Michael Tsai – Blog – Dogfooding the Sandbox

Michael Tsai – Blog – Dogfooding the Sandbox

[..] after the June 1 deadline, Apple issued non-bug-fix updates such as iPhoto 9.3 and Aperture 3.3, yet they remain unsandboxed. Meanwhile, I’ve heard from at least one developer that Apple deemed a third-party 0.0.1 bug-fix update to not be a bug-fix, and so rejected it for not being sandboxed

Apple have an interesting problem with their app stores. On iOS, they’re (very) gradually relaxing conditions towards a hypothetical glorious future state where everyone is both happy and secure. There are still random annoying rejections, but for the most part it feels better now than it ever did.

On MacOS, though, they’re going in the opposite direction. It appears that Apple’s vision of the glorious future of MacOS apps is a lot more restricted than the current state, so every time the conditions change, they change to be more restrictive, not less. Sandboxing is just the latest instance of this.

Every time Apple relax the iOS restrictions a little, or makes the platform more powerful, they enable better apps. The platform’s backwards-compatibility is superb, and apps I bought on day 1 of the store being open still work.

But every time they squeeze the MacOS restrictions tighter, more apps that used to be permitted can now no longer fit. This isn’t a situation that gives me great faith that things I buy from the Mac App Store will continue to work in the future, or get bug fixes.

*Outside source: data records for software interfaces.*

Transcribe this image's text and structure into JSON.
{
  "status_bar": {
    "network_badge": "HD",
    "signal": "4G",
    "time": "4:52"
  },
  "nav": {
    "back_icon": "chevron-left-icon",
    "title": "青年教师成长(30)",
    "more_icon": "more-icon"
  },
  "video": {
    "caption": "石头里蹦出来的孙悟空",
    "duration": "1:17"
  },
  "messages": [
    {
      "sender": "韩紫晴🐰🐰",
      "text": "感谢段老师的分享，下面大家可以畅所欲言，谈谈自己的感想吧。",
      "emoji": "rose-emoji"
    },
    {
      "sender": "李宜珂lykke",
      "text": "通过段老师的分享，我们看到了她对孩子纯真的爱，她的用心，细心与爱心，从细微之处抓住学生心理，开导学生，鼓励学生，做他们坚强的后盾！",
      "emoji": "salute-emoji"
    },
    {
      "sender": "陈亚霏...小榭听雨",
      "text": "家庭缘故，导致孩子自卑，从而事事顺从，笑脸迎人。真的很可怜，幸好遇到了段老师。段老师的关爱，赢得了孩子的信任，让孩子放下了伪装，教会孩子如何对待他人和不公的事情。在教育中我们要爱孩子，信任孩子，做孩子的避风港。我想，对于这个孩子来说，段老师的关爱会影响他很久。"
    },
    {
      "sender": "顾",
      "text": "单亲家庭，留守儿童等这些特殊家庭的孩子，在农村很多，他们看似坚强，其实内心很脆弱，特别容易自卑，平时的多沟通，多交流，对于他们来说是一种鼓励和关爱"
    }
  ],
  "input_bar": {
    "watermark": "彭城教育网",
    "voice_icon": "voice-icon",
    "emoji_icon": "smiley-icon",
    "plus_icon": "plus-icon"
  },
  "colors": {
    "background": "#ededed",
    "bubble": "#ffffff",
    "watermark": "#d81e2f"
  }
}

Of course, in practice, I’m going to keep buying from the store. It’s far more convenient than anything else.